TOKYO -- For the infamous army of equity salesmen at
, it probably hasn't been the easiest of years.
After getting notice that the firm was launching its biggest mutual fund project, daftly titled "Big Project-N," the 5700-plus sales force picked up the phones and advised clients to shed whatever shares they held individually or in other Nomura funds to reinvest in what is now called the
Nomura Japan Equity Strategy Fund
. The fund, which invests about 1.1 trillion yen ($10.2 billion) in both gross and value stocks, is now the largest mutual fund in Japan. Investors have rewarded Nomura by boosting shares over 50% in just five months.
This would all be pretty swell for the Nomura salesmen if they weren't so busy explaining to clients why the
keeps hitting fresh six-month lows: The index is now 15.9% off its April high. The global tech blowout and the reshuffling of the Nikkei certainly didn't help, and now recent data from the
Tokyo Stock Exchange
show foreign investors, who poured more than 9 trillion yen into Japanese equities in 1999, sold 846 billion yen of securities in April alone.
Why did foreign investors, largely thought to help the Nikkei 225 index rally 37% last year, turn net sellers of Japanese securities last month for the first time since fall 1998? Was Japan's 1999 stock market rally a one-shot deal? Not so, say fund managers who run Japanese equity funds. Many remain quite bullish and even say now is the best time to buy shares, before a longer-term, sustainable rally begins later this year.

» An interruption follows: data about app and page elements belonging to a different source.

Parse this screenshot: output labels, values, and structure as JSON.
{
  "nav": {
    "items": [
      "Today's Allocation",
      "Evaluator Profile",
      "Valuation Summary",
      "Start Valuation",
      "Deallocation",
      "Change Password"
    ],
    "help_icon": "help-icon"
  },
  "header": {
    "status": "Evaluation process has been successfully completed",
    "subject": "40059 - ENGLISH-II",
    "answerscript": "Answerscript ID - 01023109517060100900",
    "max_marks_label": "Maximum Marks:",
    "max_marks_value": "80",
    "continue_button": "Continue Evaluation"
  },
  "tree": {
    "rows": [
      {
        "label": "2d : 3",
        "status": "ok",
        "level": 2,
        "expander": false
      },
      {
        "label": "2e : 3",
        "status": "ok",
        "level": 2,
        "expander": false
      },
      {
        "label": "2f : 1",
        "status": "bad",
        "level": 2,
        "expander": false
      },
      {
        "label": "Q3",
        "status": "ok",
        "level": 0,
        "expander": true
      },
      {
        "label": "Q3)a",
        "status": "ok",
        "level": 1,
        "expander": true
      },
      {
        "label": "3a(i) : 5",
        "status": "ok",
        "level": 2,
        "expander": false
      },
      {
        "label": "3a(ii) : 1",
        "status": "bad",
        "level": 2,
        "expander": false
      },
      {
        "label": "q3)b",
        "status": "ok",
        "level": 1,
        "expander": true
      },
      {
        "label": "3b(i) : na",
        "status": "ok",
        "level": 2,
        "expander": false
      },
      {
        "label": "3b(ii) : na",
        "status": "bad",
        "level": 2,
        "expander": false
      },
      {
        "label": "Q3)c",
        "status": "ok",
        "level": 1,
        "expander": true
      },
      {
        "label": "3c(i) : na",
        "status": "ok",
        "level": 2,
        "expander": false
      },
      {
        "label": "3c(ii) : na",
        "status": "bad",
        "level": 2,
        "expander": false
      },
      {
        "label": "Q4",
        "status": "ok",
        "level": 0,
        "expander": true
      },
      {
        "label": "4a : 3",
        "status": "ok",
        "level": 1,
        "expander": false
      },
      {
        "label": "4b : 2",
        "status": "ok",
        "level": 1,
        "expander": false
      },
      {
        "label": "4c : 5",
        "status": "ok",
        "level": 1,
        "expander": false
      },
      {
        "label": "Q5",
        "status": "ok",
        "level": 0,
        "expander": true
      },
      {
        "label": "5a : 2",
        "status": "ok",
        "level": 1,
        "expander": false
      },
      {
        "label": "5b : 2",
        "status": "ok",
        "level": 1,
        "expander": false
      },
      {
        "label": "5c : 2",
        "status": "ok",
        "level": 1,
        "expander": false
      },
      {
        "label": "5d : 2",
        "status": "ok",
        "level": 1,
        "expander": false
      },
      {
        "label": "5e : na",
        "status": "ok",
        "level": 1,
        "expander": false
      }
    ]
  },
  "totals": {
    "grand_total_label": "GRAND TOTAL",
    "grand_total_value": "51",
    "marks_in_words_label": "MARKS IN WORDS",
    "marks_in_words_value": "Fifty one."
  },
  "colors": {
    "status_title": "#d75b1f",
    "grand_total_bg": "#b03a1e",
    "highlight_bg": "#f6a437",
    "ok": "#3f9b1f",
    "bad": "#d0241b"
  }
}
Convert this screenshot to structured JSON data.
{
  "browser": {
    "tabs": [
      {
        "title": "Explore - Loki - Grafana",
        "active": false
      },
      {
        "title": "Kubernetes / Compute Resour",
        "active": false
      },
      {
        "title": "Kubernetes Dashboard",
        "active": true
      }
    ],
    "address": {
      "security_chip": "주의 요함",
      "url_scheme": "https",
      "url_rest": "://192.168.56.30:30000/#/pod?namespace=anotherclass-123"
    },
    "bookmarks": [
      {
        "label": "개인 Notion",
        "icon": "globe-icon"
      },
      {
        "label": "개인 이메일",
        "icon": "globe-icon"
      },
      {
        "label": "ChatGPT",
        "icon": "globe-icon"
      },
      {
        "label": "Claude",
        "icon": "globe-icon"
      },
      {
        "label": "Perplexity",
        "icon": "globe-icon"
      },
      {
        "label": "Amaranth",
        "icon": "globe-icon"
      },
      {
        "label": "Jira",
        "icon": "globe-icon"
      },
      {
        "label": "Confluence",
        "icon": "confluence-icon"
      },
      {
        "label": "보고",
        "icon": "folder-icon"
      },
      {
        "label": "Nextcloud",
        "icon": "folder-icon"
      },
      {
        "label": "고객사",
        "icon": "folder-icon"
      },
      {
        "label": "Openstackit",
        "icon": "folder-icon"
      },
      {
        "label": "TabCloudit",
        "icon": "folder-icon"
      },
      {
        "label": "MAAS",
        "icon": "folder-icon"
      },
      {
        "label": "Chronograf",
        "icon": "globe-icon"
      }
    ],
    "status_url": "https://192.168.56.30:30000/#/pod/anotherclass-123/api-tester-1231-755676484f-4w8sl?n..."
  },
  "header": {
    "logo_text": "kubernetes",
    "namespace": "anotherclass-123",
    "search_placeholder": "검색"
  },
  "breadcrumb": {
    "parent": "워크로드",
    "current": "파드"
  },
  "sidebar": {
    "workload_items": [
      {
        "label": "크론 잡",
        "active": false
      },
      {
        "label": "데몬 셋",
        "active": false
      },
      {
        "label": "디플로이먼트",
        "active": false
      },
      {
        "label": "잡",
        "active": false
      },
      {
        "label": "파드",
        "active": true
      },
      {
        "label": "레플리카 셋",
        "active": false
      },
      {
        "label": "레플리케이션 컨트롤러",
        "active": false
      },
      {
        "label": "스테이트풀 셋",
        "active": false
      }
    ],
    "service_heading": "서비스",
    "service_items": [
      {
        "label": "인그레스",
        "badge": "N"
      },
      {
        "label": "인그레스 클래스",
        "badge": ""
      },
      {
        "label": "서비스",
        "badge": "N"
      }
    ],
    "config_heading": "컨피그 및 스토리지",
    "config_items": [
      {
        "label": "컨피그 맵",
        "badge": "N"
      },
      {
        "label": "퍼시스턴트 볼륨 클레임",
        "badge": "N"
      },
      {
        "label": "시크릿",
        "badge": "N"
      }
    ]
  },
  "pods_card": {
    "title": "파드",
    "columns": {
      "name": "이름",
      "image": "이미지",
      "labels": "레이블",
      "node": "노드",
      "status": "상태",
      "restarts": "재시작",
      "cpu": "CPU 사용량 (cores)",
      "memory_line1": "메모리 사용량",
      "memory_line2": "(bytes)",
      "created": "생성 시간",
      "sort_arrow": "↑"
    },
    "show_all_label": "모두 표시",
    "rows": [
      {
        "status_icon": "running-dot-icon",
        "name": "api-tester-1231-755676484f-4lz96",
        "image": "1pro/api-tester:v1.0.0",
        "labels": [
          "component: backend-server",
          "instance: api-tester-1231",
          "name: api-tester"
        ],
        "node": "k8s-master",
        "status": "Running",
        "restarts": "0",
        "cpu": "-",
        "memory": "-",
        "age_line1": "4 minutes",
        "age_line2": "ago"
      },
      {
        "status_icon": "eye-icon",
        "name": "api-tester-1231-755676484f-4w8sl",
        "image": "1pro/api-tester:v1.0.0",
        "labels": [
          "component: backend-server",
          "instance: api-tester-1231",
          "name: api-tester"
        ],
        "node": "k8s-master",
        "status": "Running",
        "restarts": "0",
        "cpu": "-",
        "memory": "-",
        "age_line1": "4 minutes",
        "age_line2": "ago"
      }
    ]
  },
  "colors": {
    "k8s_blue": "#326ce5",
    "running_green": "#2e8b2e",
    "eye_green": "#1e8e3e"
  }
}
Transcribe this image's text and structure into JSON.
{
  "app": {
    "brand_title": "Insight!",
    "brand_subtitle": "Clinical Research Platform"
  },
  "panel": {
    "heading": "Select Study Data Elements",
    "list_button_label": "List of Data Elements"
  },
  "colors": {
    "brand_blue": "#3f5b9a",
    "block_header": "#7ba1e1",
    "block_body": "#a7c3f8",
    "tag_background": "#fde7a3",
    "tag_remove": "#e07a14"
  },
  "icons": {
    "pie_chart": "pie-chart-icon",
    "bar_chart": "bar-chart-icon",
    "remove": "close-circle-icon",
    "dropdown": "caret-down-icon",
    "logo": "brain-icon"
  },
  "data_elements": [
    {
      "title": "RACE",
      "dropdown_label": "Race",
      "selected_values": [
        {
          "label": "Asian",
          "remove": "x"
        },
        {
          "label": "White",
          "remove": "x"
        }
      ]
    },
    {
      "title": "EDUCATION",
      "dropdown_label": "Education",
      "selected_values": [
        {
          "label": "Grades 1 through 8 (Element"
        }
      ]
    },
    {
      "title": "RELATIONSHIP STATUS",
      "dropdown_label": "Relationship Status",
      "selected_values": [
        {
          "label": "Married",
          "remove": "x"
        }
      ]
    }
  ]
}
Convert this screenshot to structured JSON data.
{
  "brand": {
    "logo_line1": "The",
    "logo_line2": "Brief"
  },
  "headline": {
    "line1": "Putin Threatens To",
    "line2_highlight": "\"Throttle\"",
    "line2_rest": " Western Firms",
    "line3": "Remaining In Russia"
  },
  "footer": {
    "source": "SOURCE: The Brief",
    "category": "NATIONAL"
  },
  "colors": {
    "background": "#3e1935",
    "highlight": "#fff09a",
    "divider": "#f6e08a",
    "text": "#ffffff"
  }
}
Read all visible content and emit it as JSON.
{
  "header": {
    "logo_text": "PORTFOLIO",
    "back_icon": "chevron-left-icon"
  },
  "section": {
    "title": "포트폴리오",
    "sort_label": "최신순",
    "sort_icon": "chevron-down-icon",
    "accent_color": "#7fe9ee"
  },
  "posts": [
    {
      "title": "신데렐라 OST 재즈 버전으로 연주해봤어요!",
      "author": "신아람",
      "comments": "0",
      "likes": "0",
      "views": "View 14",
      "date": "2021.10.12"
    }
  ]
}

"There's a great chance that first-quarter gross domestic product will turn positive, and I think all of the structural changes Japan has been making will turn into real growth sometime in the latter half of this year," says Kunihiko Sugio, manager of the
Morgan Stanley Dean Witter Institutional Japan Fund.
Sugio, whose fund is up 40.2% over a year, is not worried about the recent spate of foreign sellers, whom he characterizes as momentum players. Many European short-term investors caught onto Japan's tech rally a little late in the game, he says. A recent survey by
backs this up, showing that the number of European fund managers bullish on Japan dropped sharply since the Nikkei's peak last month. Moreover, with the euro weak, it's prime time for many European players to take profits, exchange yen for euros, and buy shares at home, Sugio explains.
Another wet blanket on the market was the recent reshuffling of the Nikkei 225, which raised the technology profile of the index. As a result, Japan and the ailing
Nasdaq Composite Index
have become more closely linked in many investors' minds -- something that in truth may not make sense.
"Historically, there is little correlation between the performance of U.S. and Japanese stocks," says Brenda Reed, fund manager of Fidelity Investments'
Japan Fund, which is up 102.5% over the past year. "Japan has struggled throughout the 1990s, while we all know the U.S. hasn't."
Reed says it's important to understand the two countries are in different economic cycles. Japan "looks to be on the verge of a pickup," and if management of Japanese companies continues to focus on earnings growth and shareholder value, the short-term, knock-off effect from a downturn in U.S. stocks will be erased, she adds.
Economic fundamentals haven't changed all that drastically in Japan since 1999. Personal consumption, which makes up about 60% of gross domestic product, continues to fall, but corporate investment, especially in information technology, is up. Gross domestic product was down for the past two quarters, sending Japan into a technical recession, but many companies -- like chipmakers -- are starting to show strong profits despite the weak domestic economy.
This runs contrary to a recent column in the
New York Times
by Paul Krugman, professor at
, who said that the Nikkei's recent plunge was a sure sign that that the "economic strategy of Japan's government is falling apart."
He is half right in the sense that it's safe to say everyone wants the Japanese government to move faster than it has in implementing sound economic policy. There are some major U.S. brokers, including
, that say they aren't buying any more Japanese shares until they see proof of an economic rebound via data. However, that doesn't mean these long-term investors are going to sell all that they bought last year. And to say Japan's recent moves -- such as bank revitalization programs and accounting overhauls -- are not sound steps in building a foundation for a more viable economy is ridiculous.
A more reasonable conclusion to draw from the Nikkei's decline is that the days of investors juicing up their portfolios by incorporating a few highflying Japanese shares like
, which rose a whopping 1338% last year, are over. It does not mean that some of the painful changes Japan Inc. took over the past three years won't bear fruit.
Says Sugio: "Unlike 1999, the rally in Japanese shares for the next three years won't just be in one narrow sector like IT. It'll be everywhere as reforms, restructuring and changes keep occurring. The rally is going to encompass everything."